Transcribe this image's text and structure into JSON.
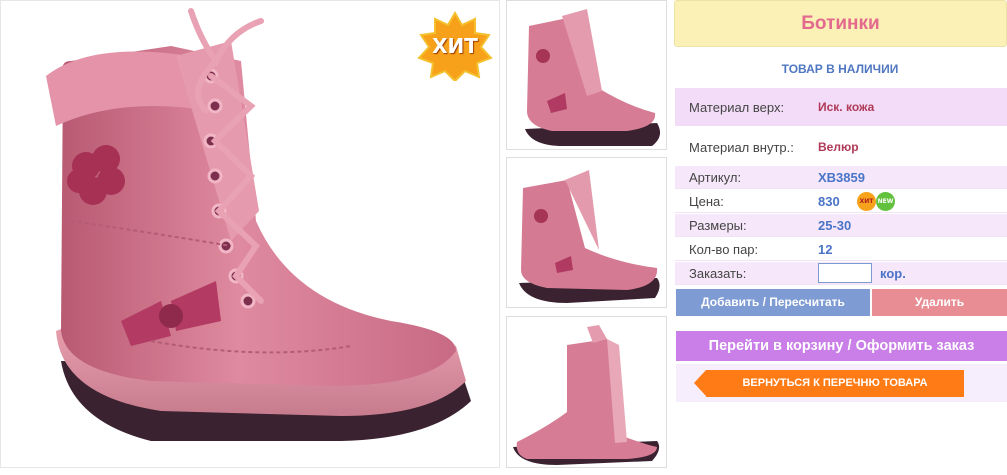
{
  "main_photo": {
    "badge": "ХИТ"
  },
  "thumbnails": [
    "boot-side-view",
    "boot-angle-view",
    "boot-inner-view"
  ],
  "product": {
    "title": "Ботинки",
    "stock_status": "ТОВАР В НАЛИЧИИ",
    "material_top_label": "Материал верх:",
    "material_top_value": "Иск. кожа",
    "material_inner_label": "Материал внутр.:",
    "material_inner_value": "Велюр",
    "article_label": "Артикул:",
    "article_value": "XB3859",
    "price_label": "Цена:",
    "price_value": "830",
    "price_badges": {
      "hit": "ХИТ",
      "new": "NEW"
    },
    "sizes_label": "Размеры:",
    "sizes_value": "25-30",
    "pairs_label": "Кол-во пар:",
    "pairs_value": "12",
    "order_label": "Заказать:",
    "order_qty": "",
    "order_unit": "кор."
  },
  "actions": {
    "add_label": "Добавить / Пересчитать",
    "delete_label": "Удалить",
    "cart_label": "Перейти в корзину / Оформить заказ",
    "back_label": "ВЕРНУТЬСЯ К ПЕРЕЧНЮ ТОВАРА"
  },
  "colors": {
    "title_bg": "#fbf0b5",
    "title_text": "#e36a8e",
    "add_button": "#7f9bd3",
    "delete_button": "#e88d94",
    "cart_button": "#c97ee8",
    "back_button": "#ff7b16",
    "boot_pink": "#d9778f"
  }
}
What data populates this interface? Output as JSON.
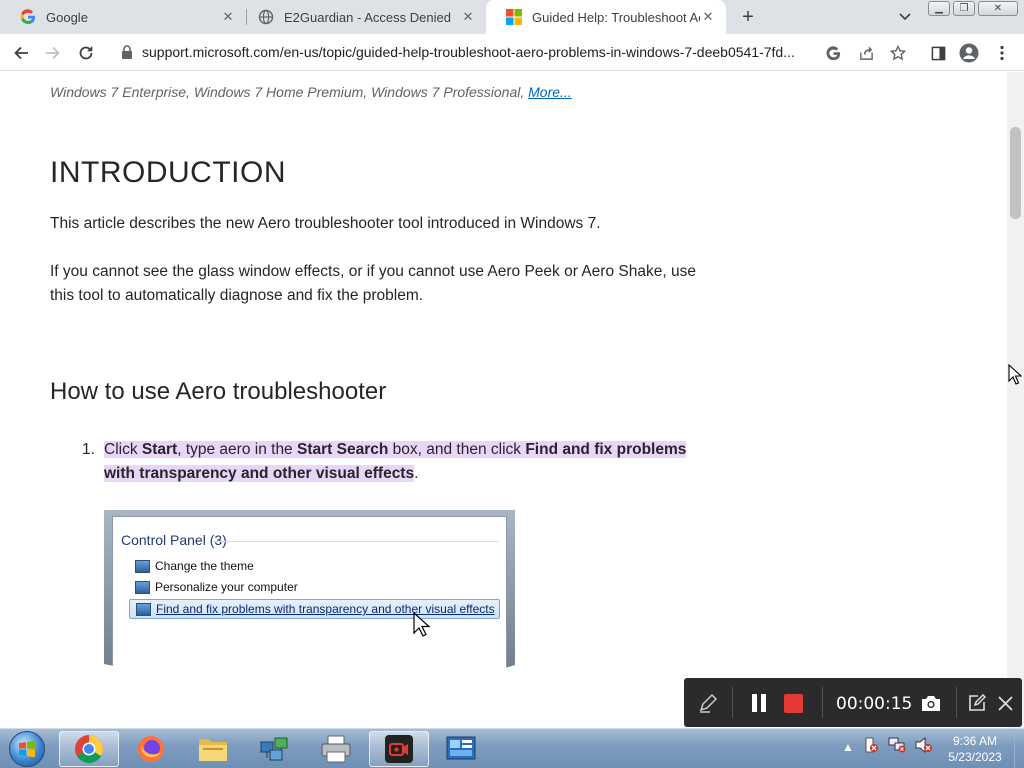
{
  "tabs": [
    {
      "title": "Google",
      "favicon": "google-icon",
      "active": false
    },
    {
      "title": "E2Guardian - Access Denied",
      "favicon": "globe-icon",
      "active": false
    },
    {
      "title": "Guided Help: Troubleshoot Aero",
      "favicon": "microsoft-icon",
      "active": true
    }
  ],
  "address": {
    "url": "support.microsoft.com/en-us/topic/guided-help-troubleshoot-aero-problems-in-windows-7-deeb0541-7fd..."
  },
  "article": {
    "applies_to": "Windows 7 Enterprise, Windows 7 Home Premium, Windows 7 Professional, ",
    "more_link": "More...",
    "intro_heading": "INTRODUCTION",
    "para1": "This article describes the new Aero troubleshooter tool introduced in Windows 7.",
    "para2": "If you cannot see the glass window effects, or if you cannot use Aero Peek or Aero Shake, use this tool to automatically diagnose and fix the problem.",
    "how_heading": "How to use Aero troubleshooter",
    "step1": {
      "num": "1.",
      "p1": "Click ",
      "b1": "Start",
      "p2": ", type aero in the ",
      "b2": "Start Search",
      "p3": " box, and then click ",
      "b3": "Find and fix problems with transparency and other visual effects",
      "p4": "."
    },
    "screenshot": {
      "title": "Control Panel (3)",
      "items": [
        "Change the theme",
        "Personalize your computer",
        "Find and fix problems with transparency and other visual effects"
      ]
    }
  },
  "recorder": {
    "time": "00:00:15"
  },
  "taskbar": {
    "time": "9:36 AM",
    "date": "5/23/2023"
  },
  "colors": {
    "highlight": "#ead5fa",
    "link": "#0067b8",
    "rec_stop": "#e53935"
  }
}
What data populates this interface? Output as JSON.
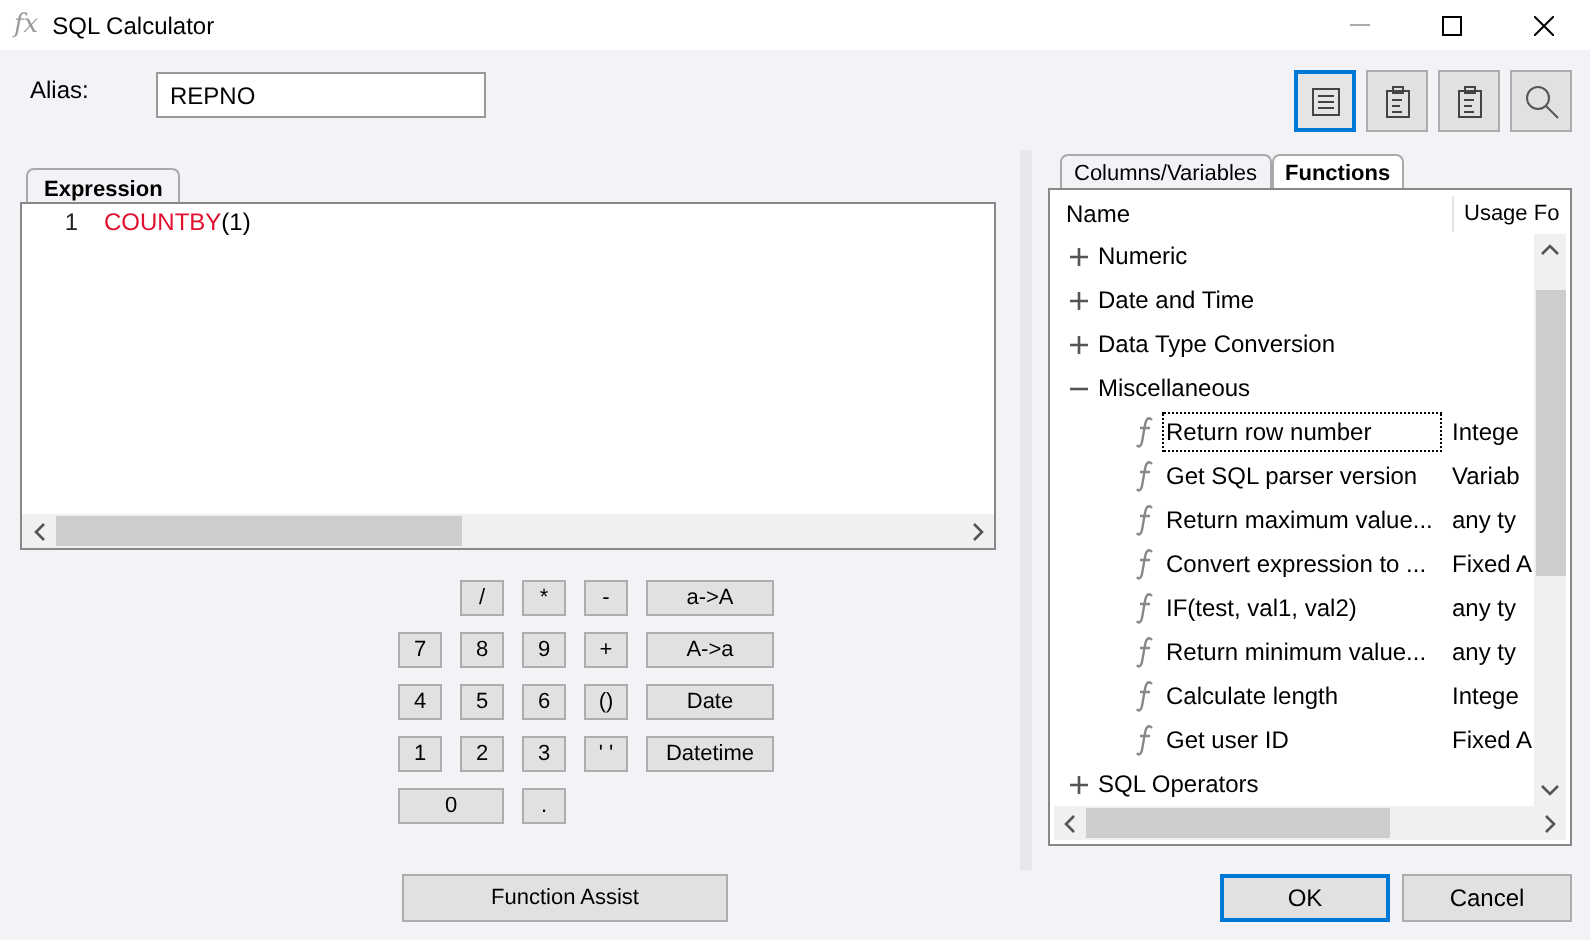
{
  "window": {
    "icon": "fx",
    "title": "SQL Calculator"
  },
  "alias": {
    "label": "Alias:",
    "value": "REPNO"
  },
  "expression": {
    "tab": "Expression",
    "lines": [
      {
        "number": "1",
        "func": "COUNTBY",
        "args": "(1)"
      }
    ]
  },
  "keypad": [
    [
      {
        "label": "/",
        "kind": "key"
      },
      {
        "label": "*",
        "kind": "key"
      },
      {
        "label": "-",
        "kind": "key"
      },
      {
        "label": "a->A",
        "kind": "wide"
      }
    ],
    [
      {
        "label": "7",
        "kind": "key"
      },
      {
        "label": "8",
        "kind": "key"
      },
      {
        "label": "9",
        "kind": "key"
      },
      {
        "label": "+",
        "kind": "key"
      },
      {
        "label": "A->a",
        "kind": "wide"
      }
    ],
    [
      {
        "label": "4",
        "kind": "key"
      },
      {
        "label": "5",
        "kind": "key"
      },
      {
        "label": "6",
        "kind": "key"
      },
      {
        "label": "()",
        "kind": "key"
      },
      {
        "label": "Date",
        "kind": "wide"
      }
    ],
    [
      {
        "label": "1",
        "kind": "key"
      },
      {
        "label": "2",
        "kind": "key"
      },
      {
        "label": "3",
        "kind": "key"
      },
      {
        "label": "' '",
        "kind": "key"
      },
      {
        "label": "Datetime",
        "kind": "wide"
      }
    ],
    [
      {
        "label": "0",
        "kind": "double"
      },
      {
        "label": ".",
        "kind": "key"
      }
    ]
  ],
  "function_assist": "Function Assist",
  "toolbar": [
    {
      "kind": "list",
      "selected": true
    },
    {
      "kind": "clipboard",
      "selected": false
    },
    {
      "kind": "clipboard",
      "selected": false
    },
    {
      "kind": "search",
      "selected": false
    }
  ],
  "tabs": [
    {
      "label": "Columns/Variables",
      "selected": false
    },
    {
      "label": "Functions",
      "selected": true
    }
  ],
  "tree": {
    "columns": [
      "Name",
      "Usage Fo"
    ],
    "items": [
      {
        "name": "Numeric",
        "expanded": false
      },
      {
        "name": "Date and Time",
        "expanded": false
      },
      {
        "name": "Data Type Conversion",
        "expanded": false
      },
      {
        "name": "Miscellaneous",
        "expanded": true,
        "children": [
          {
            "name": "Return row number",
            "usage": "Intege",
            "selected": true
          },
          {
            "name": "Get SQL parser version",
            "usage": "Variab",
            "selected": false
          },
          {
            "name": "Return maximum value...",
            "usage": "any ty",
            "selected": false
          },
          {
            "name": "Convert expression to ...",
            "usage": "Fixed A",
            "selected": false
          },
          {
            "name": "IF(test, val1, val2)",
            "usage": "any ty",
            "selected": false
          },
          {
            "name": "Return minimum value...",
            "usage": "any ty",
            "selected": false
          },
          {
            "name": "Calculate length",
            "usage": "Intege",
            "selected": false
          },
          {
            "name": "Get user ID",
            "usage": "Fixed A",
            "selected": false
          }
        ]
      },
      {
        "name": "SQL Operators",
        "expanded": false
      }
    ]
  },
  "buttons": [
    {
      "label": "OK",
      "selected": true
    },
    {
      "label": "Cancel",
      "selected": false
    }
  ]
}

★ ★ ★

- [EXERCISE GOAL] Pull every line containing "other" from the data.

- [TASK OUTPUT]
      "b3": "Find and fix problems with transparency and other visual effects",
        "Find and fix problems with transparency and other visual effects"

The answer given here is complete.